Many people stop hurting themselves when the time is right for them. Everyone is different and if they feel the need to self-harm at the moment, they shouldn’t feel guilty about it – it is a way of surviving, and doing it now does NOT mean that they will need to do it forever. It is a huge step towards stopping when they begin to talk about it, because it means that they are starting to think about what might take its place eventually.

Make a safe box and a plan
You can create a safe box to help you through times when you feel overwhelmed by emotion and have the urge to harm yourself. Fill it with things that make you happy and calm, to help you to get through this feeling. Some suggestions: activities such as crosswords, your favourite book, CD or movie. You could also include a list of things to do that make you calm when you are feeling triggered.

Talk to someone
When you are feeling overwhelmed, talk to a friend, family member or trusted adult. Let them know what you are thinking. This can help relieve the pressure that you are feeling. Make a list of people you can talk to at these times and keep it somewhere safe. Knowing who you can talk to in times of crisis at 3am, weekends or when you are at school can make it easier to ask for help when you need it. Add these to your safe box. This will remind you that you are not alone and there are people you can talk to when you need to.

Avoid alcohol and drugs
We often drink alcohol or take drugs to change our mood or to avoid our feelings. Some people drink to deal with fear or loneliness, but like self-harm the effect is only temporary and can end up making you feel worse. [28] Alcohol is a depressant, which means it slows down brain activity. This changes how you think and feel, so can increase feelings of anxiety and depression. When it wears off you can end up feeling worse because of the effects it has on your brain and your body.

Do something you enjoy and relief you anger
Remember that there is more to you than self-harm. Do things that remind you of this and make you happy. Maybe this is a sport, or a hobby you like doing such as writing.

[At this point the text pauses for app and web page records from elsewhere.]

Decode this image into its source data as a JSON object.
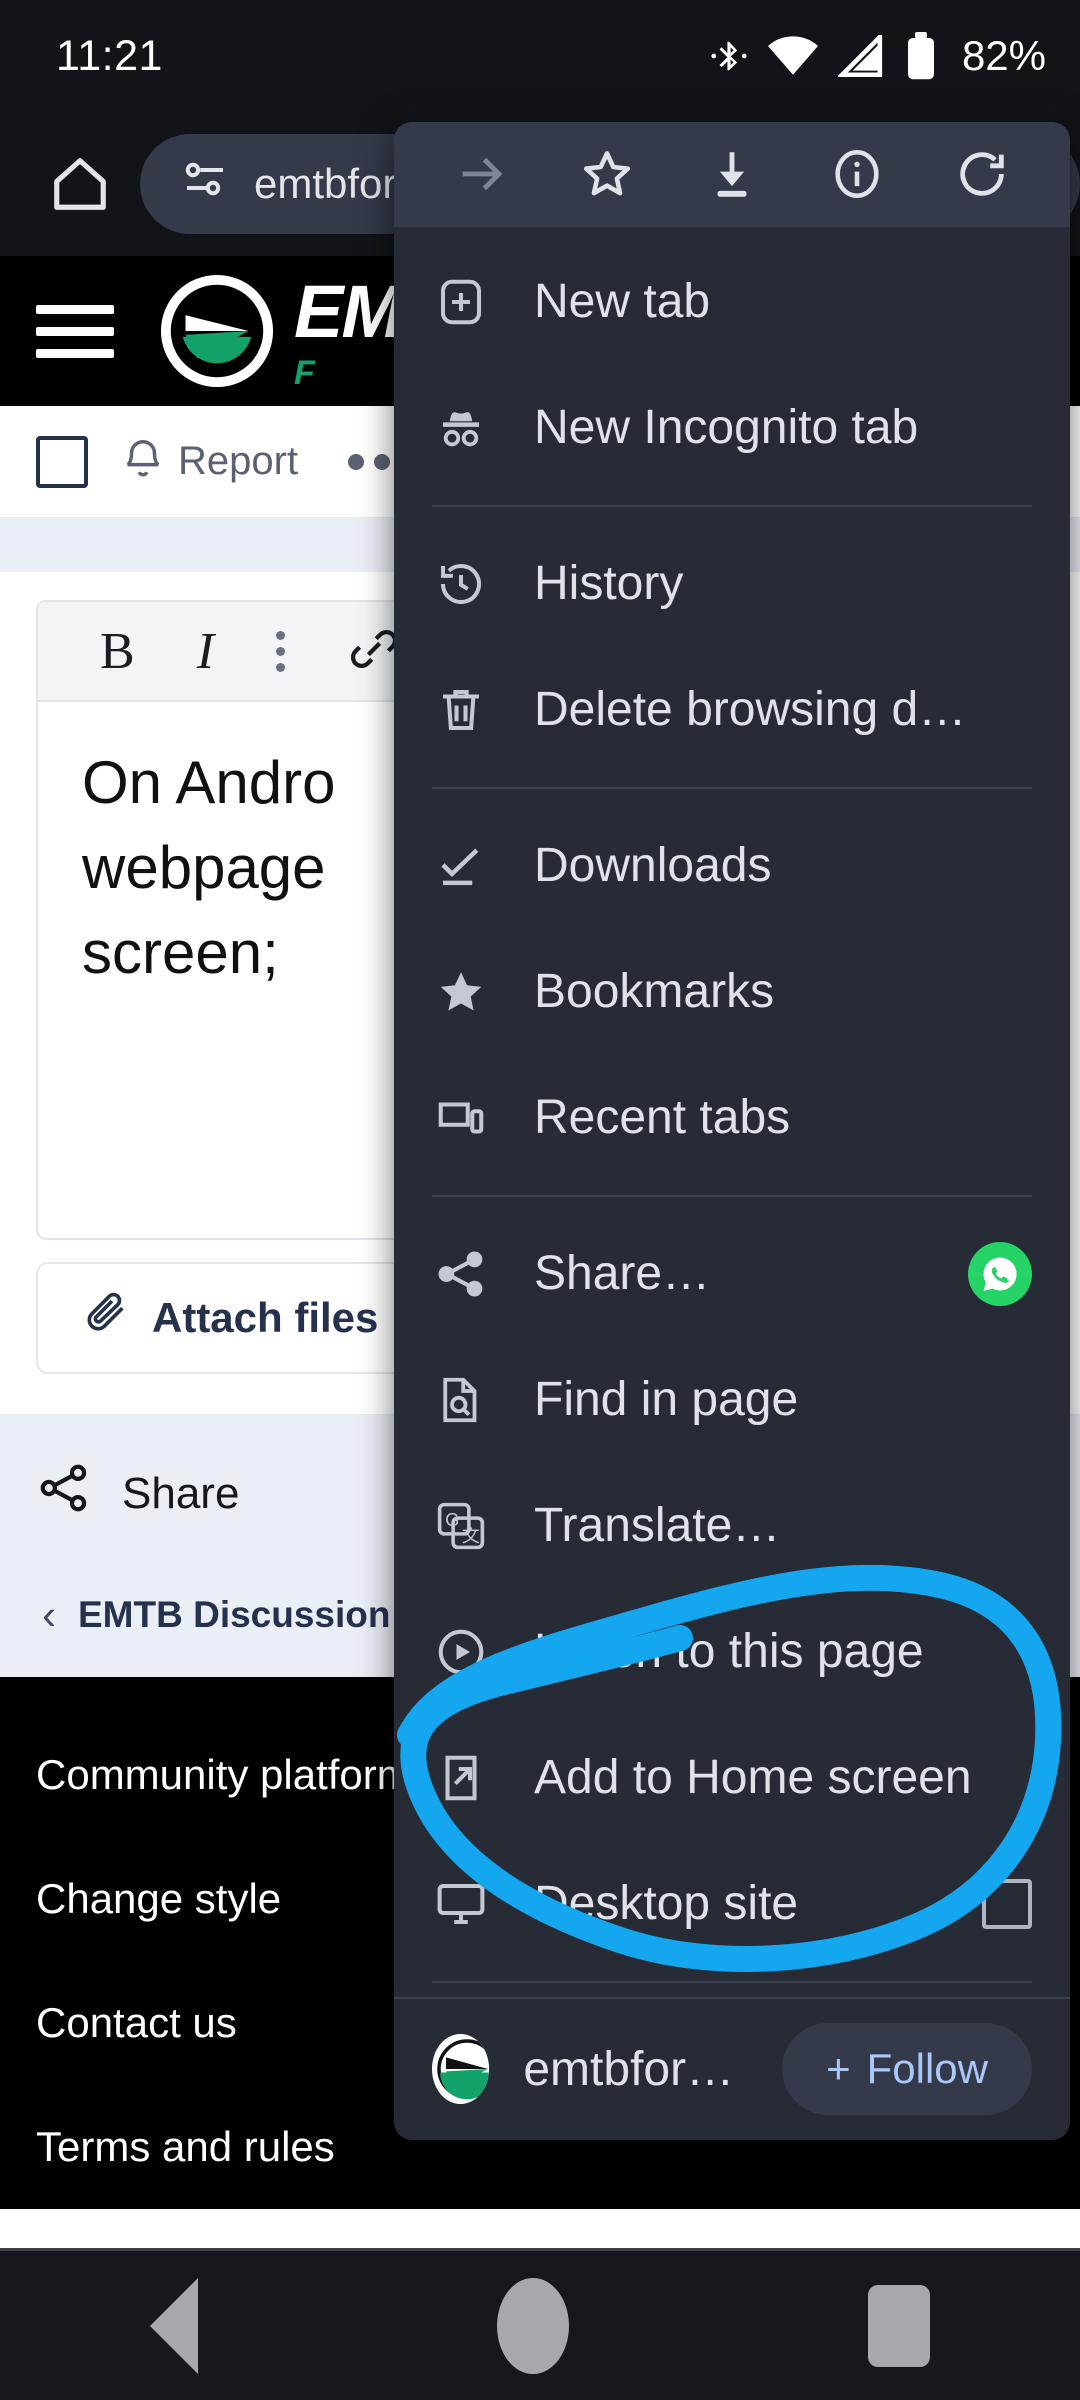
{
  "status_bar": {
    "clock": "11:21",
    "battery_percent": "82%",
    "icons": [
      "bluetooth-icon",
      "wifi-icon",
      "cellular-signal-icon",
      "battery-icon"
    ]
  },
  "browser_toolbar": {
    "home_icon": "home-icon",
    "omnibox": {
      "tune_icon": "page-settings-icon",
      "url_text": "emtbfor"
    }
  },
  "webpage": {
    "site_header": {
      "menu_icon": "hamburger-menu-icon",
      "logo_text": "EM",
      "logo_sub": "F"
    },
    "report_bar": {
      "checkbox": "selection-checkbox",
      "report_label": "Report",
      "bell_icon": "bell-icon",
      "more_icon": "more-options-icon"
    },
    "editor": {
      "toolbar": [
        "bold-icon",
        "italic-icon",
        "more-format-icon",
        "link-icon"
      ],
      "bold_label": "B",
      "italic_label": "I",
      "body_lines": [
        "On Andro",
        "webpage",
        "screen;"
      ]
    },
    "attach_button": "Attach files",
    "share_label": "Share",
    "breadcrumb": "EMTB Discussion",
    "footer_links": [
      "Community platform",
      "Change style",
      "Contact us",
      "Terms and rules"
    ]
  },
  "chrome_menu": {
    "header_icons": [
      "forward-arrow-icon",
      "bookmark-star-icon",
      "download-icon",
      "page-info-icon",
      "reload-icon"
    ],
    "items": [
      {
        "icon": "new-tab-icon",
        "label": "New tab",
        "trailing": ""
      },
      {
        "icon": "incognito-icon",
        "label": "New Incognito tab",
        "trailing": ""
      },
      {
        "icon": "history-icon",
        "label": "History",
        "trailing": ""
      },
      {
        "icon": "trash-icon",
        "label": "Delete browsing d…",
        "trailing": ""
      },
      {
        "icon": "downloads-icon",
        "label": "Downloads",
        "trailing": ""
      },
      {
        "icon": "bookmarks-star-icon",
        "label": "Bookmarks",
        "trailing": ""
      },
      {
        "icon": "recent-tabs-icon",
        "label": "Recent tabs",
        "trailing": ""
      },
      {
        "icon": "share-icon",
        "label": "Share…",
        "trailing": "whatsapp-icon"
      },
      {
        "icon": "find-in-page-icon",
        "label": "Find in page",
        "trailing": ""
      },
      {
        "icon": "translate-icon",
        "label": "Translate…",
        "trailing": ""
      },
      {
        "icon": "listen-play-icon",
        "label": "Listen to this page",
        "trailing": ""
      },
      {
        "icon": "add-to-home-icon",
        "label": "Add to Home screen",
        "trailing": ""
      },
      {
        "icon": "desktop-site-icon",
        "label": "Desktop site",
        "trailing": "checkbox"
      }
    ],
    "footer": {
      "site_icon": "emtb-site-icon",
      "site_name": "emtbfor…",
      "follow_label": "Follow",
      "plus_label": "+"
    }
  },
  "annotation": {
    "shape": "hand-drawn-circle",
    "color": "#14A7F0",
    "encircles": [
      "Listen to this page",
      "Add to Home screen",
      "Desktop site"
    ]
  },
  "nav_bar": {
    "back": "back-button",
    "home": "home-button",
    "recents": "recents-button"
  }
}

Doing things that you enjoy and makes you feel happy, helps you look after your mental health. It helps to improve your self-esteem and can help you remember that you are important and have value. When you feeling angry:
– Hit a pillow or cushion to vent your anger and frustration.
– Have a good scream into a pillow or cushion.
– Take a minute and breathe or meditate

Don’t be too hard on yourself
Many young people who self-harm can be perfectionists and high achievers [31]. You might put pressure on yourself to do things in a certain way, or feel that nothing you do is good enough.

Try to not be so hard on yourself about not getting things perfect. Recovery is about knowing that it is okay for your work or performance to be ‘good enough’.